I am a senior in the School of Aquatic and Fishery Sciences, currently doing my capstone on the decorating behavior of Oregonia gracilis. Scientifically, I am most interested in decapod crustaceans, but more importantly, I am passionate about museums and museum-adjacent organizations such as aquariums. To me, these organizations represent an incredible opportunity for sharing knowledge about the marine environment, and in the case of museums and research collections specifically, they represent the safeguarding of history and the immense potential for the creation of new knowledge. This passion is what led me to volunteer at the UW Fish Collection, and it has been an incredibly fulfilling and educational experience so far. I work primarily in the wet-preserved adult collection on a variety of tasks, currently including the massive relabeling project, cataloguing new specimens, and giving tours to the public. After graduation, I plan to apply to the UW Museology program and continue my journey towards learning more about museums’ roles in public outreach and education—and hopefully, also continue working at the Fish Collection for as long as I can.
Dara Yiu - Senior Capstone Researcher (graduated Spring 2018)
My interest in aquatic ecology, evolution, and biodiversity has led me to pursue research opportunities in diverse systems. As an undergraduate, I have spent time studying sockeye salmon ecology in the Bristol Bay watershed, juvenile sea urchin predation dynamics in the San Juan Islands, and the effects of shoreline development and restoration along urban waterfronts in Puget Sound. I am conducting my SAFS capstone project in the Fish Systematics and Biodiversity Lab where I have been investigating potential cryptic speciation in the Blackbelly Dwarfgoby species complex. Analyzing the morphologies and systematics of these small but widespread fishes has allowed me to study the processes influencing the cryptic radiations, rapid evolution, and the substantial diversity in the tropical Indo-Pacific region. I hope to continue studying phylogenetics, evolution, and ecology through a lens that will contribute to better understanding of global biodiversity.
Katlyn Fuentes - Undergraduate Collection Staff, Senior Capstone Researcher (graduated Fall 2018)
I'm an Aquatic and Fishery Science student new to the University of Washington, where I am also minoring in Anthropology. Previous to my attending the University of Washington, I was studying Marine Biology at the University of Hawaii at Manoa. I've always been a little crazy when it comes to anything related to plants/animals, so I jump at any and all chances to get involved with hands-on research/fieldwork! While at UH, I had some amazing opportunities to delve into the wonders that are natural history museums! I've had experience collecting specimens for the University Herbarium, imaging specimens from the University Entomology Museum, and also assisting with the Hawaiian Rare Plant Program at the Lyon Arboretum Seed Conservation Laboratory. I started working at the Ichthyology Collections in February of 2017, and thus far, I've been helping with labeling and organizing specimens from the otolith collection. I am eager to explore more facets of the collection - like the Dry Skeleton Collection - and get involved in as many projects as I can get my hands on! In particular, I'm really looking forward to learning more about the inner-workings of operating museum collections, and also learning more about the biodiversity and phylogeny of Pacific Northwest fishes.

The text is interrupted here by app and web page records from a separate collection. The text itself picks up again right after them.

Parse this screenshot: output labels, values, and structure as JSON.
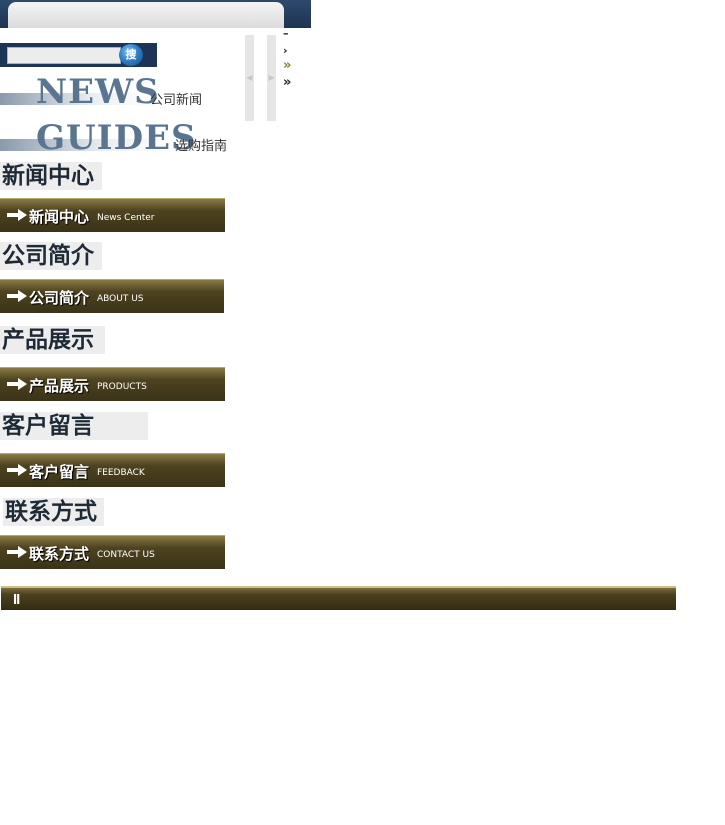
{
  "search": {
    "placeholder": "",
    "button_label": "搜"
  },
  "headings": [
    {
      "word": "NEWS",
      "sub": "公司新闻"
    },
    {
      "word": "GUIDES",
      "sub": "选购指南"
    }
  ],
  "side_links": [
    "–",
    "›",
    "»",
    "»"
  ],
  "sections": [
    {
      "title": "新闻中心",
      "bar_cn": "新闻中心",
      "bar_en": "News Center"
    },
    {
      "title": "公司简介",
      "bar_cn": "公司简介",
      "bar_en": "ABOUT US"
    },
    {
      "title": "产品展示",
      "bar_cn": "产品展示",
      "bar_en": "PRODUCTS"
    },
    {
      "title": "客户留言",
      "bar_cn": "客户留言",
      "bar_en": "FEEDBACK"
    },
    {
      "title": "联系方式",
      "bar_cn": "联系方式",
      "bar_en": "CONTACT US"
    }
  ],
  "footer": {
    "mark": "ǁ"
  }
}
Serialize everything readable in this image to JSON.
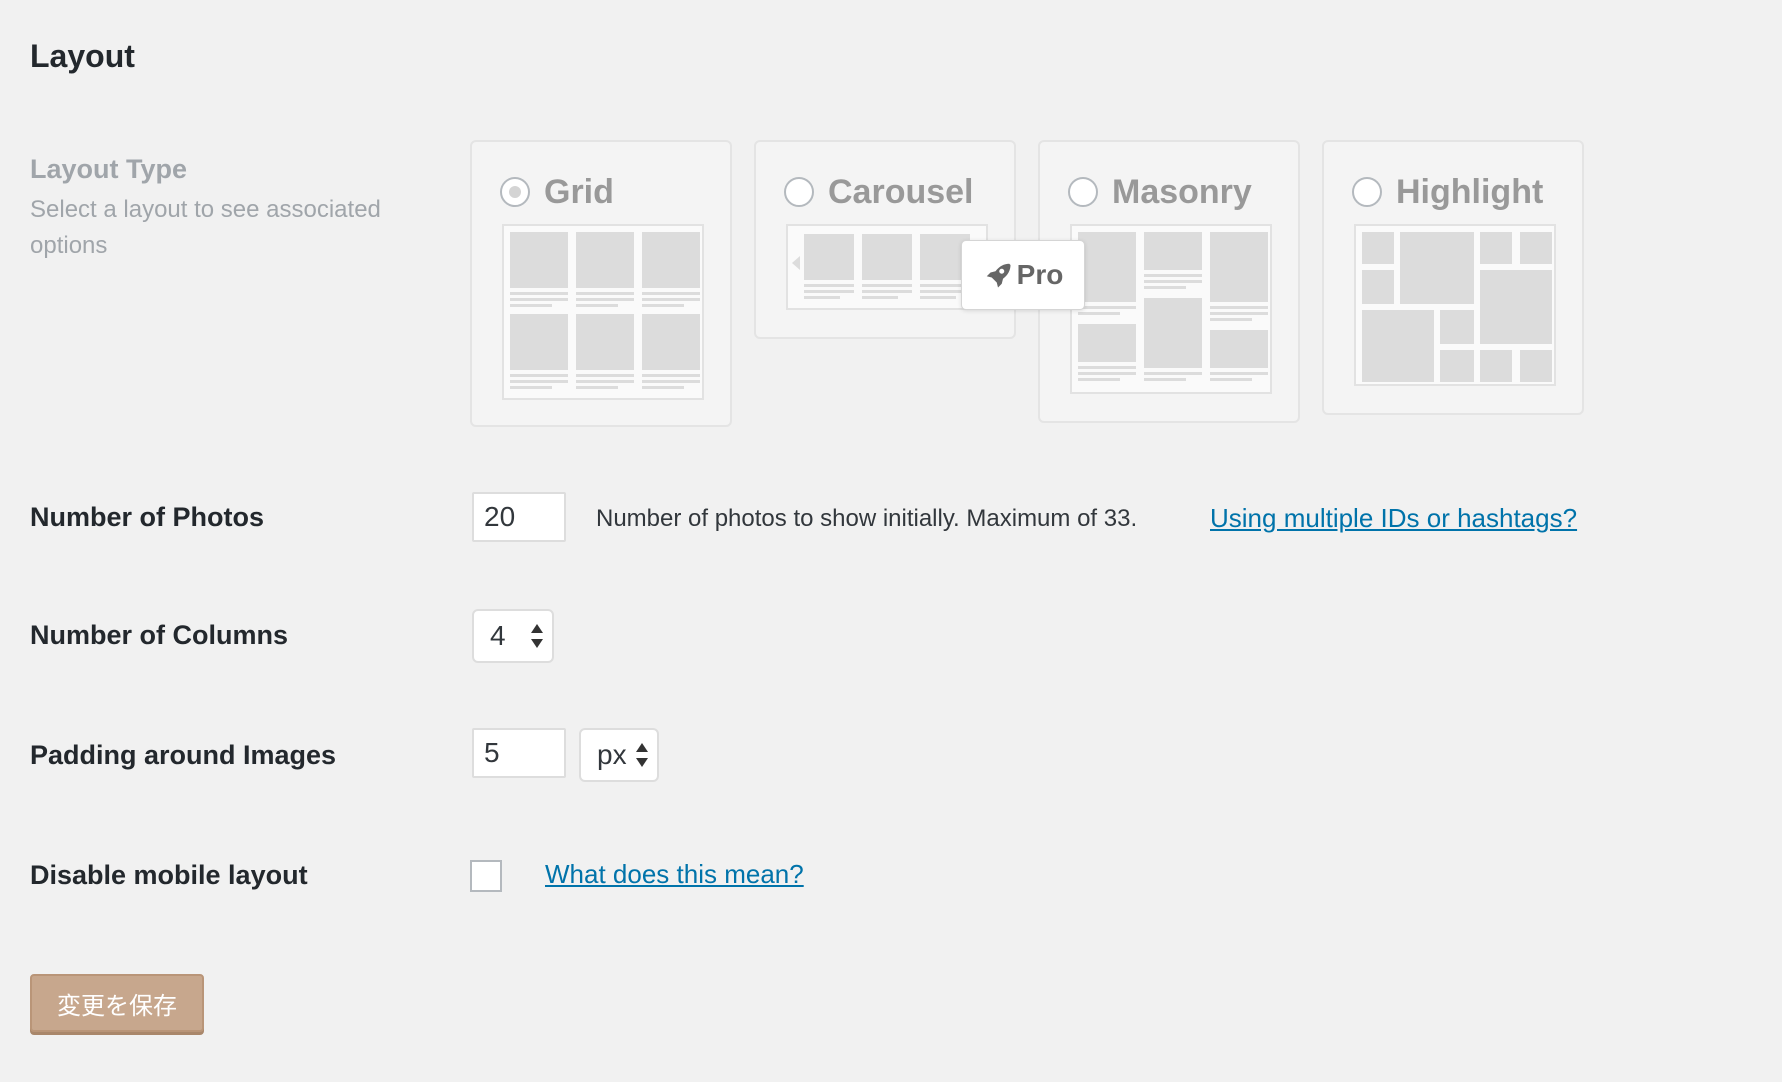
{
  "section": {
    "title": "Layout"
  },
  "layout_type": {
    "label": "Layout Type",
    "description": "Select a layout to see associated options",
    "options": [
      {
        "label": "Grid",
        "selected": true
      },
      {
        "label": "Carousel",
        "selected": false
      },
      {
        "label": "Masonry",
        "selected": false
      },
      {
        "label": "Highlight",
        "selected": false
      }
    ],
    "pro_badge": "Pro"
  },
  "photos": {
    "label": "Number of Photos",
    "value": "20",
    "help": "Number of photos to show initially. Maximum of 33.",
    "link": "Using multiple IDs or hashtags?"
  },
  "columns": {
    "label": "Number of Columns",
    "value": "4"
  },
  "padding": {
    "label": "Padding around Images",
    "value": "5",
    "unit": "px"
  },
  "mobile": {
    "label": "Disable mobile layout",
    "checked": false,
    "link": "What does this mean?"
  },
  "save_button": {
    "label": "変更を保存",
    "color": "#c7a78d"
  },
  "colors": {
    "link": "#0073aa",
    "muted": "#a0a5aa",
    "background": "#f1f1f1"
  },
  "icons": {
    "pro": "rocket-icon",
    "select": "up-down-arrows-icon"
  }
}
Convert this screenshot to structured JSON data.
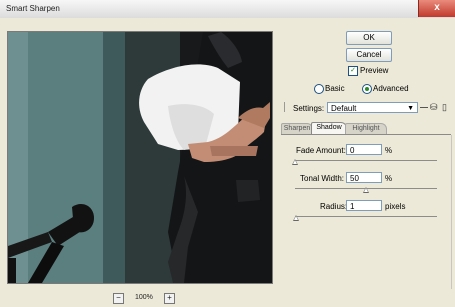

Jalene Weatherholt - Undergraduate Collection Staff (graduating Winter 2019)
Jalene is a senior majoring in Environmental Science Resource Management and an intended Marine Biology double major. Her interest in Ichthyology sparked during a tour of the collection in the beginning of her freshman year and has grown through her time volunteering and working in the collection. Growing up in the San Francisco Bay Area, the marine world has always fascinated her; this passion continues now at the University of Washington. Jalene's activities outside of the collection include playing for the UW Women's Water Polo Club team and acting as a student Ambassador for the College of the Environment.